A Song For The Deaf was always my favourite song on SFTD; with Lullabies to Paralyse, once you get past the fact that yes, there aren't really any Oliveri-screamy songs on there (but try Skin On Skin for a mean slab of meaty riff), you can again appreciate the intricacies of Homme & Co's talents. Listen to Someone's In the Wolf: subtle laying of lead guitars through the song's progression, true QOTSA harmonies, a spittingly evil pre-chorus leading to a chorus that I seriously cannot get the mirrored drums to out of my head. Not that I want to.
The quickfire Medication slips seamlessly into Everybody Knows That You're Insane, a powerful thrash of a song that invades your ears in a way only QOTSA can manage. You've already heard Little Sister, Broken Box is insanely sing-along, leaping into the dark Grimm fairy tale that is You've Got A Killer Scene, which also picks up on the human's subconscious love for songs with wordless phrases (read: Hey Jude, or the excellent E-Pro from Beck - Guero) - both powerful but in altogether polarised ways. It's this ability to entangle you in such a wealth of diversity that makes QOTSA what they really are.
It took about 4 or 5 hearings, but I've fallen into a dark, edgy lust with every song from this album. And if you have any senses then you just might too.
on 29 March 2005
I'm certain that Josh Homme intended that 'Lullabies to Paralyze' be listened to, loudly, whilst doing the dishes. As I was stood at the sink last Monday night, hands covered in suds, with the third track on this album, 'Everybody Knows that You're Insane', blaring out, I knew this album would turn out to be all that I had hoped it would be.
My other half came into the kitchen.

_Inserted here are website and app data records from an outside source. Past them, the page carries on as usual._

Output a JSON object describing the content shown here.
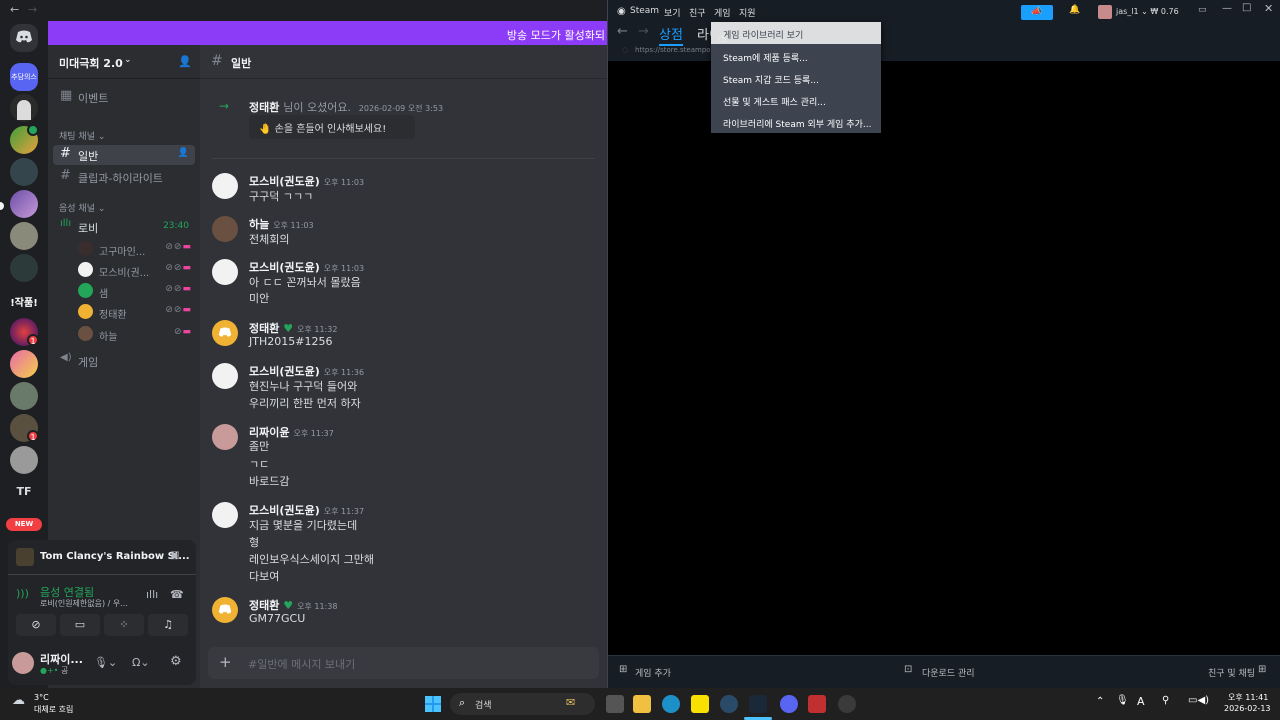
{
  "discord": {
    "banner": "방송 모드가 활성화되",
    "server_name": "미대극회 2.0",
    "server_icons_text": [
      "!작품!",
      "TF"
    ],
    "new_badge": "NEW",
    "badges": [
      "1",
      "1"
    ],
    "channels": {
      "events": "이벤트",
      "text_category": "채팅 채널",
      "text_channels": [
        "일반",
        "클립과-하이라이트"
      ],
      "voice_category": "음성 채널",
      "voice_channel": "로비",
      "voice_time": "23:40",
      "voice_users": [
        "고구마인...",
        "모스비(권...",
        "샘",
        "정태환",
        "하늘"
      ],
      "game_channel": "게임"
    },
    "current_channel": "일반",
    "messages": [
      {
        "author": "정태환",
        "system": "님이 오셨어요.",
        "time": "2026-02-09 오전 3:53",
        "button": "손을 흔들어 인사해보세요!"
      },
      {
        "author": "모스비(권도윤)",
        "time": "오후 11:03",
        "lines": [
          "구구덕 ㄱㄱㄱ"
        ]
      },
      {
        "author": "하늘",
        "time": "오후 11:03",
        "lines": [
          "전체회의"
        ]
      },
      {
        "author": "모스비(권도윤)",
        "time": "오후 11:03",
        "lines": [
          "아 ㄷㄷ 꼰꺼놔서 몰랐음",
          "미안"
        ]
      },
      {
        "author": "정태환",
        "time": "오후 11:32",
        "lines": [
          "JTH2015#1256"
        ]
      },
      {
        "author": "모스비(권도윤)",
        "time": "오후 11:36",
        "lines": [
          "현진누나 구구덕 들어와",
          "우리끼리 한판 먼저 하자"
        ]
      },
      {
        "author": "리짜이윤",
        "time": "오후 11:37",
        "lines": [
          "좀만",
          "ㄱㄷ",
          "바로드감"
        ]
      },
      {
        "author": "모스비(권도윤)",
        "time": "오후 11:37",
        "lines": [
          "지금 몇분을 기다렸는데",
          "형",
          "레인보우식스세이지 그만해",
          "다보여"
        ]
      },
      {
        "author": "정태환",
        "time": "오후 11:38",
        "lines": [
          "GM77GCU"
        ]
      }
    ],
    "input_placeholder": "#일반에 메시지 보내기",
    "activity": "Tom Clancy's Rainbow Si...",
    "voice_status": "음성 연결됨",
    "voice_detail": "로비(인원제한없음) / 우...",
    "username": "리짜이...",
    "user_status": "공"
  },
  "steam": {
    "logo": "Steam",
    "menu": [
      "보기",
      "친구",
      "게임",
      "지원"
    ],
    "user": "jas_l1",
    "balance": "₩ 0.76",
    "tab_store": "상점",
    "tab_library_partial": "라이",
    "url": "https://store.steampow",
    "dropdown": [
      "게임 라이브러리 보기",
      "Steam에 제품 등록...",
      "Steam 지갑 코드 등록...",
      "선물 및 게스트 패스 관리...",
      "라이브러리에 Steam 외부 게임 추가..."
    ],
    "footer_add": "게임 추가",
    "footer_downloads": "다운로드 관리",
    "footer_friends": "친구 및 채팅"
  },
  "taskbar": {
    "temp": "3°C",
    "weather": "대체로 흐림",
    "search": "검색",
    "time": "오후 11:41",
    "date": "2026-02-13",
    "lang": "A"
  }
}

She shot the speakers a terse look, and then scowled at me. "That's crap", she said. Now, 'er indoors likes to listen to a bit of 'Keane' in the car. She's also partial to the jazz tendencies of 'Jamie Cullum'. And thus I was relieved that this new 'QOTSA' set wasn't up her street, just as a few years earlier, 'Songs For the Deaf' was proclaimed 'too heavy'.
So, if you're after a record with the necessary ooomph to get you through the dishes quicksmart, that will also keep the little lady in the front room, glued to the soaps, then buy this album.
I can't say it's better or worse than the previous 3 'QOTSA' outings, but I would say that it's more expansive and diverse collection of songs.